Demand for industrial space is high around the nation’s transportation hubs, including both deep water ports and airports, as the U.S. economy improves and the dollar gains strength. Which ports will see the most growth in the long term is anyone’s guess, but the clear winners in the next few years will be property owners with assets closest to each product entry point.
Two recent reports on the nation’s shipping industry, including an Airport Outlook Report by Jones Lang LaSalle and CBRE’s inaugural Ports and Logistics Annual Report, show that today industrial properties near ports are at peak demand. E-commerce companies have set a goal of same-day service for every online order, and corporations are finally spending on growth again, pushing shipping orders to new heights and placing a strain on the nation’s logistics industry. Foreign trade is expected to double to 60 percent of GDP by 2030, and both seaports and airports are seeing 5 percent growth rates in cargo each year.
With increasing demand, available space is becoming scarce around both water ports and airports, and industrial rental costs for tenants are skyrocketing. Rent premiums at Los Angeles, Miami and Chicago O’Hare airports are at 63.5 percent, 33.8 percent and 24.3 percent, respectively, according to JLL. The seaports of Los Angeles and Long Beach, Calif., which handle almost half of the $2 trillion in total U.S. imports, have an availability rate of only 7 percent for industrial properties and saw rents increase 10 percent since first quarter of 2014, note CBRE researchers.
“If you’re looking to be right next to an airport, for example, in most major markets you know you’re going to have to pay a premium price today,” says Craig Meyer, president of JLL’s logistics and industrial services group for the Americas. “You have to be a good student of the market and be aware of the best opportunities for space.”
Rich Thompson, who leads JLL’s supply chain & logistics Solutions team, says two airport markets seeing strong growth potential are those near Dallas and Indianapolis. Both markets have intermodal facilities that help alleviate potential supply chain interruptions, and have land available for new construction. “I also like the area around Rickenbacker International Airport,” says Thompson, referencing a freight-only airport near Columbus, Ohio. “It’s well-situated in terms of the population of Midwest and East Coast, there’s developable land, and abundant rail and highway infrastructure.”
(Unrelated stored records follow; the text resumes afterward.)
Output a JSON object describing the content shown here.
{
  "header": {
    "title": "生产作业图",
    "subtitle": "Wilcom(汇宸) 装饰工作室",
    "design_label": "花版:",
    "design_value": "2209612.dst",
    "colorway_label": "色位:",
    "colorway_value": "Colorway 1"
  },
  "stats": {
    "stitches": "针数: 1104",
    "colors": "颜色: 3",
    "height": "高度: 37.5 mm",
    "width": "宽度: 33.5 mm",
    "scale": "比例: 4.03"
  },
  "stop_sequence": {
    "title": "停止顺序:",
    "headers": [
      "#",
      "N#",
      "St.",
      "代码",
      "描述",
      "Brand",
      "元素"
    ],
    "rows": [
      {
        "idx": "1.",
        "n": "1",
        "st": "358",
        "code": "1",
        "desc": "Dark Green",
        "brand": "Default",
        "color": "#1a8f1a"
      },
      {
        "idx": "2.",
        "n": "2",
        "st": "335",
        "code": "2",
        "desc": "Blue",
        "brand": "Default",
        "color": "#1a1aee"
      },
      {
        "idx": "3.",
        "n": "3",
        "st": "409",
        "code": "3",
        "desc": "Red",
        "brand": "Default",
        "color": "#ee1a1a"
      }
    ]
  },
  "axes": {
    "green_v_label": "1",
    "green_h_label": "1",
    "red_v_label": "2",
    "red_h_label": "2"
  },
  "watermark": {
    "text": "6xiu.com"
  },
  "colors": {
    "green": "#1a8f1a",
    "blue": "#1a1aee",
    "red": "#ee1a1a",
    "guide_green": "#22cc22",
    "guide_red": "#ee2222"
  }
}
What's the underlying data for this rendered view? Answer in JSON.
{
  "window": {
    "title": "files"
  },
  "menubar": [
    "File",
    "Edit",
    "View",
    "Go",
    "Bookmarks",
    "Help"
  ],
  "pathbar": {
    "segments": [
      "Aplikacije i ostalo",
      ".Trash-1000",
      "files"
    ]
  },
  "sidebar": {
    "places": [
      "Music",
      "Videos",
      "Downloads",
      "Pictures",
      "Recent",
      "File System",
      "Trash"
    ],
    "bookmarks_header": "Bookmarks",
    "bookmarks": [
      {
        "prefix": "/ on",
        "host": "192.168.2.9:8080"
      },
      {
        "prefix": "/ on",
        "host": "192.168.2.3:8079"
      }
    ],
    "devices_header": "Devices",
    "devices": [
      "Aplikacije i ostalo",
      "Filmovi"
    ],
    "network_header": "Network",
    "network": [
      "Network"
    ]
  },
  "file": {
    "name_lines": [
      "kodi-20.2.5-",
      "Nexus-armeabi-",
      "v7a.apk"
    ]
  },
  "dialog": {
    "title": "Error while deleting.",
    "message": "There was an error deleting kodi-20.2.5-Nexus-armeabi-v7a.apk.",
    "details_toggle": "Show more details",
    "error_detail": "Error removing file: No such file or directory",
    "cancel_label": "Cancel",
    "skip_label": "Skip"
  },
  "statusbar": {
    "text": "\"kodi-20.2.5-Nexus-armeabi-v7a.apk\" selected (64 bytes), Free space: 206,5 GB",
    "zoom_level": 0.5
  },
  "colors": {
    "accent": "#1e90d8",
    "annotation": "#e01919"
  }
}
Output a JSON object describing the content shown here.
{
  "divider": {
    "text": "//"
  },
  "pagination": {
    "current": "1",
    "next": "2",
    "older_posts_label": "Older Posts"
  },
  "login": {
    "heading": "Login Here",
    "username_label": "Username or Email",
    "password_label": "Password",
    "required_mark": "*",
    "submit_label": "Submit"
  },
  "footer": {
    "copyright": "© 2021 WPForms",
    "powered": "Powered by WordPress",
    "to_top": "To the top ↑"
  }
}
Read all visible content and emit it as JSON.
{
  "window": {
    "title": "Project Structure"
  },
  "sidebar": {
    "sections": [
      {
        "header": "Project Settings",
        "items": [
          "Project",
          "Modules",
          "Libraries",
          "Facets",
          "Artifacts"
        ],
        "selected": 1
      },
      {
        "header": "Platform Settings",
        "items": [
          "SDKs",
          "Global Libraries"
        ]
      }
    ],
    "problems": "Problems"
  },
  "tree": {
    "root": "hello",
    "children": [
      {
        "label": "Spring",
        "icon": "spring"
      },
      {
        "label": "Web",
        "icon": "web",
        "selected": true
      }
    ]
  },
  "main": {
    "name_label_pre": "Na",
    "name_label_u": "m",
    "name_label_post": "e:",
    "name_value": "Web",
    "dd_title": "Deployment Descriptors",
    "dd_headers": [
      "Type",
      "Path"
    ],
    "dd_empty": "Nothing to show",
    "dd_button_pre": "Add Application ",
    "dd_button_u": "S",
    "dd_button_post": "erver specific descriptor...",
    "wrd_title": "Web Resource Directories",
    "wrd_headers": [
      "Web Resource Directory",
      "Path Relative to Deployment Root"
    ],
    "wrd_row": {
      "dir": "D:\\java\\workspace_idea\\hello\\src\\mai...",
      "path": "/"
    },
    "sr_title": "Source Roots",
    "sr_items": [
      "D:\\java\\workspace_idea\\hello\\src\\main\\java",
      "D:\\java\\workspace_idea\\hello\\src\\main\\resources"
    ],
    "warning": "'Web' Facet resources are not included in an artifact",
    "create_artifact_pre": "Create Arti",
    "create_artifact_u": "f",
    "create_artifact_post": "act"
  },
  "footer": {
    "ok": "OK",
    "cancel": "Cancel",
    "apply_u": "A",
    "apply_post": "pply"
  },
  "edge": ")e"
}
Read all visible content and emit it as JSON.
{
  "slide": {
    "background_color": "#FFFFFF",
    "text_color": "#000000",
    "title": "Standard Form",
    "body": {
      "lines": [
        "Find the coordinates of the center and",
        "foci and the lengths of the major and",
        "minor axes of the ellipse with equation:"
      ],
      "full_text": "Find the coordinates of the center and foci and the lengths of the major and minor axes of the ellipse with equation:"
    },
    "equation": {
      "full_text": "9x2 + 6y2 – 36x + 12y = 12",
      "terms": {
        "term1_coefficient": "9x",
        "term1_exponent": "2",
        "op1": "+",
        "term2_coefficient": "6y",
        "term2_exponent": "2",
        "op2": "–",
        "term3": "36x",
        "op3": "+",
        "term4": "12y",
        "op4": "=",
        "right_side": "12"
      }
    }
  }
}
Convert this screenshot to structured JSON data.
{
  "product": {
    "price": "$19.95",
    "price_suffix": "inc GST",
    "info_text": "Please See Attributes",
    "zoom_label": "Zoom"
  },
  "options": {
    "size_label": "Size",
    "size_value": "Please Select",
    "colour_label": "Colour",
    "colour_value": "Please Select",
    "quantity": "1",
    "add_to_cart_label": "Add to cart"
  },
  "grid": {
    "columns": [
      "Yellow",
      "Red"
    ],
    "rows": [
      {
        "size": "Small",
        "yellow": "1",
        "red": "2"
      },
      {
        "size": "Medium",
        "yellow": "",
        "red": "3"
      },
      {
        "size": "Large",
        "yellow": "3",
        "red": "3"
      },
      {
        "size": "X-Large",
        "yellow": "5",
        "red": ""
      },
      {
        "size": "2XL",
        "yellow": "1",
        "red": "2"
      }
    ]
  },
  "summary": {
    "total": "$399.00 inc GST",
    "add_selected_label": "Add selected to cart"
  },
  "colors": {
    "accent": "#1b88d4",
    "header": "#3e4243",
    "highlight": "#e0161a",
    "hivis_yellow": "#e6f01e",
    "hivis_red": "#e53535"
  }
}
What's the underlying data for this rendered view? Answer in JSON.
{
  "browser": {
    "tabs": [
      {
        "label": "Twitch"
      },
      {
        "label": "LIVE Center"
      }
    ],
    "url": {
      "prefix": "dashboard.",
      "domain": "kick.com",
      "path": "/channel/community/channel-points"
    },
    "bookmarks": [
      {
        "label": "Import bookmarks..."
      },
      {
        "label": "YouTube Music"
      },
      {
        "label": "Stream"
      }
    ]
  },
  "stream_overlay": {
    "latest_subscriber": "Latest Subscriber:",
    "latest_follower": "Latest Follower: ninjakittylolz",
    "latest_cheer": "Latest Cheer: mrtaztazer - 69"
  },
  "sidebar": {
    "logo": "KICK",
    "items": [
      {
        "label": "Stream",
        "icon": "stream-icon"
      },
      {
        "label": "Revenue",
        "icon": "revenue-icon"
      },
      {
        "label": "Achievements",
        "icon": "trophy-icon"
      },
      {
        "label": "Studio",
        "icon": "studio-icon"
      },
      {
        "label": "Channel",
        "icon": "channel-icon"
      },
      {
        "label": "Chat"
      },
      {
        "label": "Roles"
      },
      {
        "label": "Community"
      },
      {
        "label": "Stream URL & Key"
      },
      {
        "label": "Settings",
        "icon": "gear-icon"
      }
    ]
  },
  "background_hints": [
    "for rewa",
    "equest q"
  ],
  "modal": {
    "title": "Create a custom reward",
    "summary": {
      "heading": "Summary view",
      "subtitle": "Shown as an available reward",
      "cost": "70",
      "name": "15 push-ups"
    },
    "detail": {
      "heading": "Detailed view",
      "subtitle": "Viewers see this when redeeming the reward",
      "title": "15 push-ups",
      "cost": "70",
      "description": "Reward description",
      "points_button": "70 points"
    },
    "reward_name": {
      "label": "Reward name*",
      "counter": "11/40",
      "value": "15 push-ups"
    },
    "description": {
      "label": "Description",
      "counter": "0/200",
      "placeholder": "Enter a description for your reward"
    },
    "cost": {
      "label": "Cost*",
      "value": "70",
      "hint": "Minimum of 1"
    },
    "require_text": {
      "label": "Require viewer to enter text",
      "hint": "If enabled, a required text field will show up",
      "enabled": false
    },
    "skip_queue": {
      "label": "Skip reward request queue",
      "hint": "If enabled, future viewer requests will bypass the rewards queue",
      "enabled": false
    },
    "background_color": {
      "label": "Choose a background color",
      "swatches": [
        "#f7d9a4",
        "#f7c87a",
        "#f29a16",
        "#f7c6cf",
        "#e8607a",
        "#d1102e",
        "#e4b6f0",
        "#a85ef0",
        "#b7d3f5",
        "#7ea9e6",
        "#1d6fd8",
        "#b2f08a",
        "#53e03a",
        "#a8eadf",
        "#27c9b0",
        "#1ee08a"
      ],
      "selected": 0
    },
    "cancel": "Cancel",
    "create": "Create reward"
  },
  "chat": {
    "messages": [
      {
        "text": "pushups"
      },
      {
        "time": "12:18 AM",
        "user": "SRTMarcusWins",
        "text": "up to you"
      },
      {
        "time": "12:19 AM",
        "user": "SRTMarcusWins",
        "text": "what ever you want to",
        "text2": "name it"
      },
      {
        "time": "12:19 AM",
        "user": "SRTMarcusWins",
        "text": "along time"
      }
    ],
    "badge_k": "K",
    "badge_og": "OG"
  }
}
By land or by sea?
Different port types have their advantages and disadvantages. Air freight wins for today’s “need-it-now” philosophy, but it is typically 12 to 16 times more expensive than ocean freight. Airports handle less than 5 percent of international trade, but carry more of the high-value products, accounting for 35 percent of the value of commodities being shipped, according to JLL.
Seaports will likely get bigger and bigger in the years ahead, especially considering that larger post-Panamax ships will start hitting all coasts in 2016. The pressure is already on to fix the current congestion issues and a national truck driver shortage. Those problems were exacerbated early this year when the International Longshore and Warehouse Union held a strike that tied up shipping traffic to this day.
Thompson says the strike forced many companies to diversify their shipping to add air travel, at least as a back-up. “While using airports is expensive, it’s also the most reliable,” he says. “Air freight is an important risk management play today for companies that have been solely reliant on ocean freight.”
However, seaport property owners needn’t worry about competition yet, says David Egan, CBRE’s head of industrial research for the Americas. Ocean shipping is just too cheap a method to abandon.
“We see air to support replenishment and chase demand that is not as easy to plan for (staple goods vs. seasonal),” he says. “As systems and technology continue to drive innovation, companies are getting smarter about the flow path and quantity of inventory needed, both at the right time and location. The smarter they get, the more time they buy on in-bound and [the] more they can use the lowest cost shipping methods.”